01 of 07
Drilling an Angled Hole With No Special Tools
When you need to drill a hole in wood at an angle (sometimes called a pocket hole), there are three main ways you can do this.
This article deals with the third method--manually drilling an angled hole, using only a drill and drill bit:
Continue to 2 of 7 below.
- Drill Press: A drill press is an expensive, standalone tool. Quality drill presses cost in the hundreds of dollars. A drill press is the best possible way to drill an angle. The downside is that you can only work on small pieces of material.
- Pocket Jig:... Pocket jigs are cheap, simple devices that guide your drill bit into the material at an angle. If you need to drill more than a few holes, it may be worth purchasing a pocket jig. Buy From Amazon - Kreg R3 Jr. Pocket Hole Jig System
- Manually: The manual method is more about finesse and patience than fancy tools. You only need a cordless drill and two drill bits of different sizes. One bit is the size of the intended hole; the other bit is half the size of that hole.
02 of 07
How to Drill at an Angle - Introduction and Safe Zones
First look at the "safe zones" where you will be able to make this kind of apparatus-free hole. Generally, you will not be able to drill holes past a 75 degree angle.
Continue to 3 of 7 below.
- Zone 1: Safe - From 0 to 45 degrees you can easily make an angled hole.
- Zone 2: Maybe - Between 45-75 degrees, you can still probably make the hole. It helps if you're working with soft wood.
- Zone 3: No - Past 75 degrees the drill will move around too much.
03 of 07
Choose Starter Drill Bit
What size hole do you want? In this example, you want a 1/4" diameter hole.
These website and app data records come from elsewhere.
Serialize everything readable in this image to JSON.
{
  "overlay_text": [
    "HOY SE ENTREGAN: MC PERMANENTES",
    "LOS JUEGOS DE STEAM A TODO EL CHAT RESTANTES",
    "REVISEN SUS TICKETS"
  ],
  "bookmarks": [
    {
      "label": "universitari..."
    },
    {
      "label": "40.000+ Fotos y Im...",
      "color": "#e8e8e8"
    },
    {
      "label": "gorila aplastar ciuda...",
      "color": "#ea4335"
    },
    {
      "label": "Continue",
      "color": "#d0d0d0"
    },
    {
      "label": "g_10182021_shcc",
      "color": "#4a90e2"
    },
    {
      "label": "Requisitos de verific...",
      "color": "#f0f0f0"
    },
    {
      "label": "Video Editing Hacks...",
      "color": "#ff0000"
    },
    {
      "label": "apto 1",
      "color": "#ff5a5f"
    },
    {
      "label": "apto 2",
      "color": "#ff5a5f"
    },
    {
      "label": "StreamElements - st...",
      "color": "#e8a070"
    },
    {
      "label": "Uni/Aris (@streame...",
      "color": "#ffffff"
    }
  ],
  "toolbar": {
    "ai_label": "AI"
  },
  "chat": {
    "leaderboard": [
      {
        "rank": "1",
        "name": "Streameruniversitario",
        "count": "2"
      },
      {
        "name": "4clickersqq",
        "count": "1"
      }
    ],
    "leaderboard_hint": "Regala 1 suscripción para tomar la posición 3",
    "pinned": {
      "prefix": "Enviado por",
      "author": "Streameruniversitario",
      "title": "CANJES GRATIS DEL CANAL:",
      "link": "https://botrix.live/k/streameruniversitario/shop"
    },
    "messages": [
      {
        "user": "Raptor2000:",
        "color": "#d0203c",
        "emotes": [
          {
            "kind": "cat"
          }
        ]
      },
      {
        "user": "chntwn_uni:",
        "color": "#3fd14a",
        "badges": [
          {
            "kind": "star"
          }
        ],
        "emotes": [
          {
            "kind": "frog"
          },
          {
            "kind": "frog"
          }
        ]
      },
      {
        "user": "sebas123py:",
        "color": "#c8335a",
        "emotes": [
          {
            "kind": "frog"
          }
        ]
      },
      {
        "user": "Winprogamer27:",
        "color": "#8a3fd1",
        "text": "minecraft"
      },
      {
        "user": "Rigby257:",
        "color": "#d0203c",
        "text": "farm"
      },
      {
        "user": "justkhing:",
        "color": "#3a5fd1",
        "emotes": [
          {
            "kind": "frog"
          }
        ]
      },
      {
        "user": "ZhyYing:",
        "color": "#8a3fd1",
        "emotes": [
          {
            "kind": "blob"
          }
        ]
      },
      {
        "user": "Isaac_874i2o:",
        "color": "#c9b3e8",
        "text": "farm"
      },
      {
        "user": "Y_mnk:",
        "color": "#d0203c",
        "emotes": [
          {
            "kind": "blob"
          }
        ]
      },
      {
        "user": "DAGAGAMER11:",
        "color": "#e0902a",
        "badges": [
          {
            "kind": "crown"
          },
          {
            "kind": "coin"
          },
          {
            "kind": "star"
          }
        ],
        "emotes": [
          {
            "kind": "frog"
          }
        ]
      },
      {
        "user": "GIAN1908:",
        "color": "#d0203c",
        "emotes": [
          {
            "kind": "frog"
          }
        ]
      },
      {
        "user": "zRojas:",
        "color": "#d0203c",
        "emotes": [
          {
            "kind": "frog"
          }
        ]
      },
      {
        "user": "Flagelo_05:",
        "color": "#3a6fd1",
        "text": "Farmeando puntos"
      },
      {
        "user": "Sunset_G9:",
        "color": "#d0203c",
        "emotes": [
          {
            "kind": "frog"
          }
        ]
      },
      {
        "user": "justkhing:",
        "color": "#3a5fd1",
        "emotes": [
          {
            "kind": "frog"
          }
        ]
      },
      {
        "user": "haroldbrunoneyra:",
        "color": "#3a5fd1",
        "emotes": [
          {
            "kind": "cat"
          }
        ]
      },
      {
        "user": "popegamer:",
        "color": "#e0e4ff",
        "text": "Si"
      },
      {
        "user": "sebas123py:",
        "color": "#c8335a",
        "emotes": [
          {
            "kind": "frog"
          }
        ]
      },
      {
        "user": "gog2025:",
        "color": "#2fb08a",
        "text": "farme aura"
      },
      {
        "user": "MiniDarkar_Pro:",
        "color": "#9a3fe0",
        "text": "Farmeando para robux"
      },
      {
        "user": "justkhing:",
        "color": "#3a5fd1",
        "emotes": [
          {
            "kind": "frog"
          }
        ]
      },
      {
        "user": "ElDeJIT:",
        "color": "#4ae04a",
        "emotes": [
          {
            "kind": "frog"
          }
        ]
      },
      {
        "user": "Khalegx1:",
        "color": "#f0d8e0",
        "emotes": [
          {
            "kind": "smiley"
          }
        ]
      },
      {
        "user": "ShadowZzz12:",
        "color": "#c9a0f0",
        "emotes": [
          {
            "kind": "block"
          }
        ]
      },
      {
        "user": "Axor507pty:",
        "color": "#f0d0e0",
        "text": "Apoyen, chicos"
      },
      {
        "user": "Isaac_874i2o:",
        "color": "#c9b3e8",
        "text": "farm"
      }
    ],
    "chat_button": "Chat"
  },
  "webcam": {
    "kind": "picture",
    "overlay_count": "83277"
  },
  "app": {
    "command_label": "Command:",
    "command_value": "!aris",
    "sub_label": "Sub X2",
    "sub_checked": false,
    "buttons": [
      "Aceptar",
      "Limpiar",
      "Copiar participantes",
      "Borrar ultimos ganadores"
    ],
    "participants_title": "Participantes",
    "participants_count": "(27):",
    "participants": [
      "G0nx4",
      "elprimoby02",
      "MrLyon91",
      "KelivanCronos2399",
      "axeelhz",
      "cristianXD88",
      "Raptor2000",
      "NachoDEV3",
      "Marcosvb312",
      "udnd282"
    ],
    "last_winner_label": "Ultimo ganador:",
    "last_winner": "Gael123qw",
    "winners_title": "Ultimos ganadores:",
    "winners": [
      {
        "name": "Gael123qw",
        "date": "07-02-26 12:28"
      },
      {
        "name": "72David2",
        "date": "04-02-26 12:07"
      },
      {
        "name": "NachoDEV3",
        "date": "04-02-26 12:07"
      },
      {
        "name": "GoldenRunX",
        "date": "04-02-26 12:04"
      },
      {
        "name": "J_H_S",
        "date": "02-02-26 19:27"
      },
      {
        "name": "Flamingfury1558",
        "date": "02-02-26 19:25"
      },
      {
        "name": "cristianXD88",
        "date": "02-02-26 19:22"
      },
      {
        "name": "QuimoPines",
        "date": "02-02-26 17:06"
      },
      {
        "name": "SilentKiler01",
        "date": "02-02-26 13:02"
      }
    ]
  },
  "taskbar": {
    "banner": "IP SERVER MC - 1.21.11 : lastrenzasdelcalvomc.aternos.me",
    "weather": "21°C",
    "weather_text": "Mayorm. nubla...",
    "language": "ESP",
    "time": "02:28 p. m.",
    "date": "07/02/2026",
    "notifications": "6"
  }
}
Begin by choosing a "starter bit" about half that diameter; in this case, 1/8" or even a bit less.Continue to 4 of 7 below.
04 of 07
First Drill Pilot Hole 90 Degrees to Material
With that starter bit in your drill, first drill a hole in your material at 90 degrees (or, a right angle).
Stop your hole when you're about 1/8"-1/4" into the material. The aim is to produce a hole that is not so long that it fully establishes the 90 degree angle. If the hole is too deep, you will not be able to perform the next step--changing the angle of the hole.Continue to 5 of 7 below.
05 of 07
Shift Pilot Hole From 90 Degrees to Desired Angle
This is really the only tricky move:
With that bit still in your drill, remove the bit from the hole.
Move the drill to the desired angle. Place your bit back in the hole.
Make sure that the bit is firmly seated in the hole. If it is too close to the edge, it will lose grip and skitter away. If it is too deep into the hole, you will not be able to raise your drill at an angle.
Now drill the hole.Continue to 6 of 7 below.
06 of 07
Switch to Larger Bit
Remove the bit from the drill. Change to your larger bit (of the desired diameter).
In most cases, you only need to step up bit sizes once. But if you want to drill an eventual hole of 1/2" or more, you may find it easier to step up twice (1/8", then 1/4", then the 1/2" bit).Continue to 7 of 7 below.
07 of 07
Make Hole of Desired Angle and DiameterWith the correctly sized drill bit, enlarge the angled hole previously made.